So you’ve been down here for a year and a bit now, in terms of Cornwall, the landscape, the setting – how does that influence you working here at Finisterre? Does it affect the process?
I guess it does to a certain extent. I think I always probably took a bit of inspiration from things like that anyway. When I was interviewing for the job, I put together a project for Debs (Product Director) and Todd (Lead Menswear Designer) and I based it all on my hiking trip in Wales. So actually, the initial idea for the Gorse Print range came from my trip to Wales. But obviously there’s so much gorse down here too so it just works for Cornwall AND Wales. It felt like it was meant to be.
It was the first time that we’d been on that coastal path and me and my Danish friend Julie were looking at it thinking “Oh my god, look at these beautiful yellow flowers!”, because it was in the spring and they’d only just come out. We thought it might just have been in Wales and then I came down here and was like, “Julie, there’s Gorse EVERYWHERE!”
So basically that hiking trip and all the photographs we took, all the colours from those photographs kind of inspired what I presented to them and that was almost the beginning of our creative direction for Spring/Summer 2019.

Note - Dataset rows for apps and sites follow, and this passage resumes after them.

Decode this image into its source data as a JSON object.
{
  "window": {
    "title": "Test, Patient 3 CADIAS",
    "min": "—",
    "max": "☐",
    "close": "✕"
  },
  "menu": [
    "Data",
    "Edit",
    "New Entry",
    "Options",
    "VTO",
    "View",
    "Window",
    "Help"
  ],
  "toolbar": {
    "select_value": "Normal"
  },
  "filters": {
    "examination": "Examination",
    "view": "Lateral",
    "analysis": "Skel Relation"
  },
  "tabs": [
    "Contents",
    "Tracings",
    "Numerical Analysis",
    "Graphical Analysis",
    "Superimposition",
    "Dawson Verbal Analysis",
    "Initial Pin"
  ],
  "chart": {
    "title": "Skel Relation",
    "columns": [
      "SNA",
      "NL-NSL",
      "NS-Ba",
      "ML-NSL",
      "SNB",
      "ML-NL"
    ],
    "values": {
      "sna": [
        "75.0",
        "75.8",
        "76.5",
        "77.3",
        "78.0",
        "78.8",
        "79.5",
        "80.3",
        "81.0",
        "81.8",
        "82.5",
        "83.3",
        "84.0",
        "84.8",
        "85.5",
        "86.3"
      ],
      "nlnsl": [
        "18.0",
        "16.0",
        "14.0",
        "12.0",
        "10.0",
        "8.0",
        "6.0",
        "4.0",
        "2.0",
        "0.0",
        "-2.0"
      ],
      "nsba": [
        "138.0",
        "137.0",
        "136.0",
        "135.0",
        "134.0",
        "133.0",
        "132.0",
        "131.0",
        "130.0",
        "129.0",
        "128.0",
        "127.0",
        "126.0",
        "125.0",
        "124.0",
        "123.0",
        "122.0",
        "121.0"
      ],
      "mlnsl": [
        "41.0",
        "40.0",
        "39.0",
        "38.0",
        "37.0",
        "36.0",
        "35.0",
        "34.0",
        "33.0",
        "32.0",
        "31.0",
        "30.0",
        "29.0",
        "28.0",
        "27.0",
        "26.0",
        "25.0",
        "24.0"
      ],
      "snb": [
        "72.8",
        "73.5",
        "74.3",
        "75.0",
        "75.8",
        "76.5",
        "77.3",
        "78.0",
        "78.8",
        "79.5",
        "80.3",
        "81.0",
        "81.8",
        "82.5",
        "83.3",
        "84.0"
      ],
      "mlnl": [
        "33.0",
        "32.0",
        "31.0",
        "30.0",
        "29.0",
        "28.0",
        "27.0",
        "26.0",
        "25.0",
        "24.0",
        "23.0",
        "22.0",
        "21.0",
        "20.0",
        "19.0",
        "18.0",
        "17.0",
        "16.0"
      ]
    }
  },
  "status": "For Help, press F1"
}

What I like most about it is that the print is the whole width of the fabric, which is around 140cm wide and about a meter long. That’s just the print repeat, which is massive, so it means that every piece is different, because the pattern will never lay out in the exact same place. Which I think is lovely and makes every item subtly unique.
Here at Finisterre, are there any ways that you and the design team work that’s different from the norm that you would have experienced in the fashion industry?
I guess, with us being a really small team, we work quite collaboratively and together. So Todd and I are always bouncing ideas off each other - “what do you think of this colour, or this colour?” Or, “how do we get here?” - and I feel that has really started to show itself in the product, especially between the Men’s and Women’s ranges.
In terms of sustainability, I feel like we have our main fabrics that we use. So when we’re marking out what those designs might be, it’s almost like we’re already placing them with fabrics so it’s quite a straight forward process. It’s a nice way to design because you have this limited selection of what we want to use, our core materials, and then we design accordingly. It all depends on what works and what doesn’t as well, what feels right. It has to be durable and it has to work, that’s the bottom line.
How has your relationship with the sea, and with Cornwall itself, developed over your time at Finisterre?
When I first moved here I knew no-one, so basically every weekend I was walking sections of the coastal path. I guess my favourite place is down around the Lizard, and Kynance Cove way. But yeah, I have a massive connection to it now, almost to the point that I can’t really imagine not living by the sea! And I can’t imagine my life before living by the sea. It’s really strange.
Surfing is a brilliant way to get headspace from work and from any stress. I was talking to my friend about this at the weekend actually, because I surfed on Friday and climbed on Saturday. Now, those two things were the only thing that actually stopped the running monologue that’s going around your head. Because that’s really the only thing you’re thinking about… trying not to die! I think that’s one of the things that amazing about living here instead of London, is that you have more of those moments and opportunities to switch off and reconnect.
Being here just puts things in perspective a bit. St Agnes head, which is really close to us here, has some of the best sunsets. It’s like the sun is just dropping into the centre of the ocean. You literally feel like you’re at the edge of the earth. Incredible.